▶ **Data to process**

::::::

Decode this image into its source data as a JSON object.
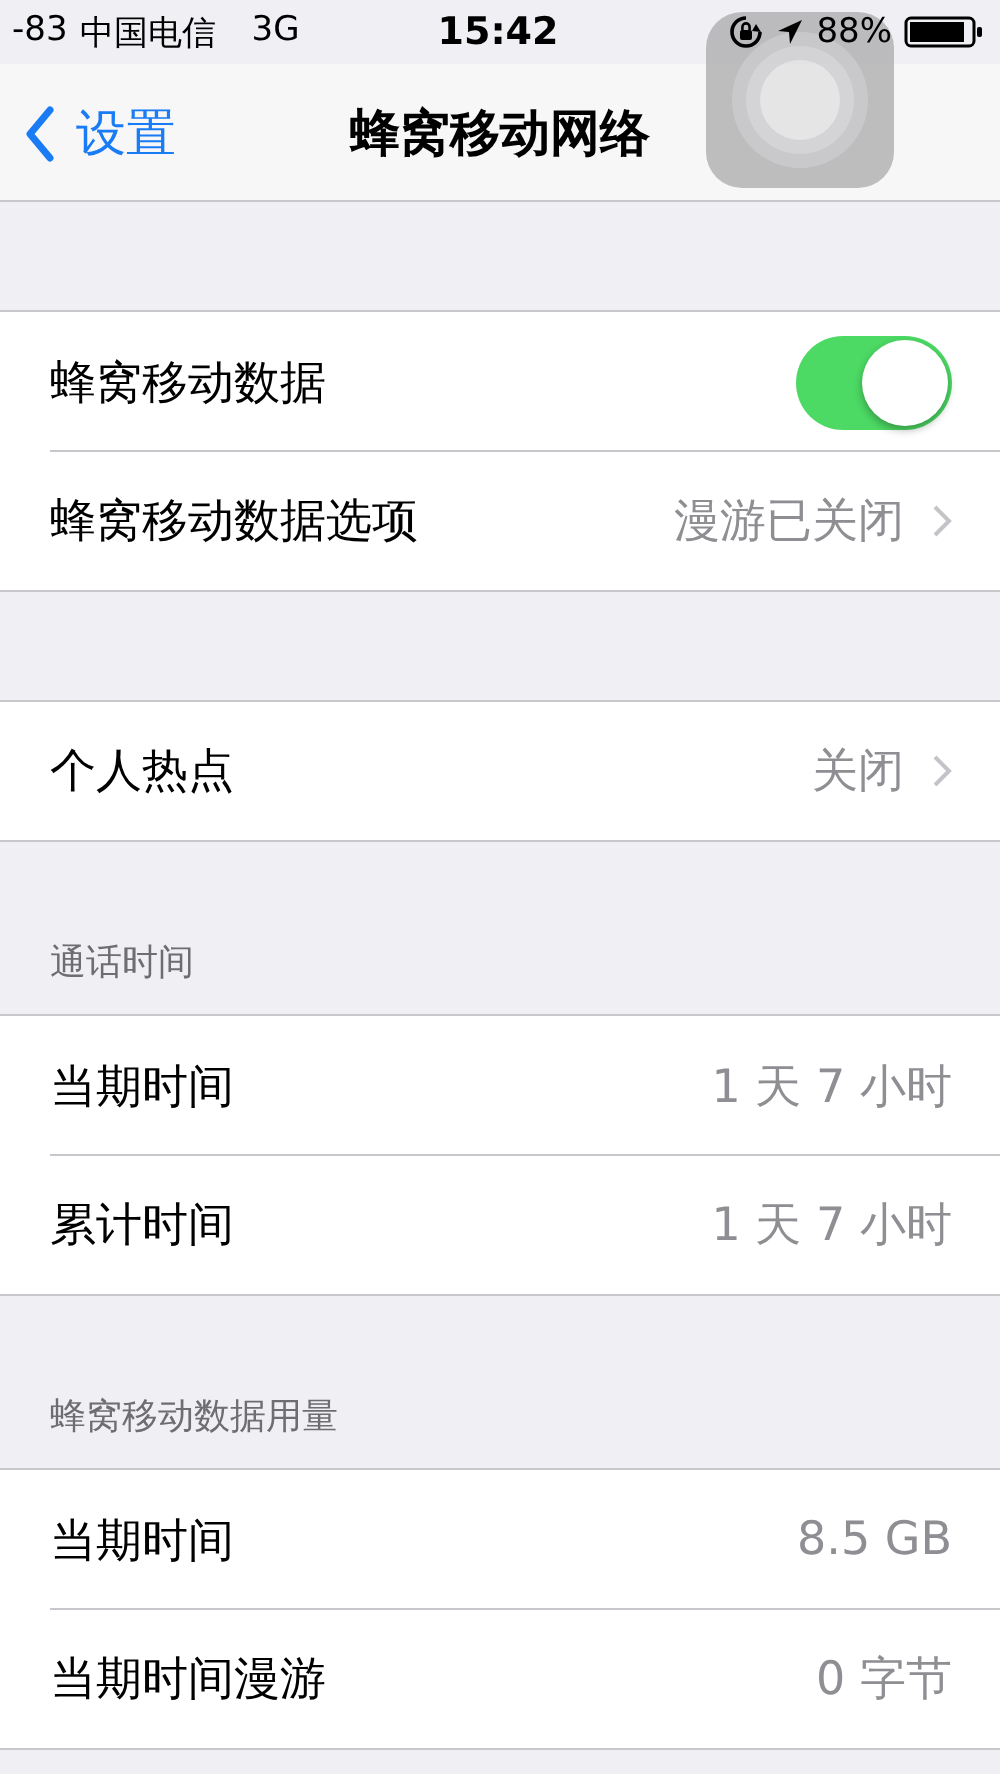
{
  "status_bar": {
    "signal": "-83",
    "carrier": "中国电信",
    "network": "3G",
    "time": "15:42",
    "battery": "88%"
  },
  "nav": {
    "back": "设置",
    "title": "蜂窝移动网络"
  },
  "sections": [
    {
      "rows": [
        {
          "kind": "toggle",
          "label": "蜂窝移动数据",
          "on": true
        },
        {
          "kind": "link",
          "label": "蜂窝移动数据选项",
          "value": "漫游已关闭"
        }
      ]
    },
    {
      "rows": [
        {
          "kind": "link",
          "label": "个人热点",
          "value": "关闭"
        }
      ]
    },
    {
      "header": "通话时间",
      "rows": [
        {
          "kind": "value",
          "label": "当期时间",
          "value": "1 天 7 小时"
        },
        {
          "kind": "value",
          "label": "累计时间",
          "value": "1 天 7 小时"
        }
      ]
    },
    {
      "header": "蜂窝移动数据用量",
      "rows": [
        {
          "kind": "value",
          "label": "当期时间",
          "value": "8.5 GB"
        },
        {
          "kind": "value",
          "label": "当期时间漫游",
          "value": "0 字节"
        }
      ]
    }
  ]
}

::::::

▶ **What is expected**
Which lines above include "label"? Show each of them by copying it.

▶ **Solution below**
          "label": "蜂窝移动数据",
          "label": "蜂窝移动数据选项",
          "label": "个人热点",
          "label": "当期时间",
          "label": "累计时间",
          "label": "当期时间",
          "label": "当期时间漫游",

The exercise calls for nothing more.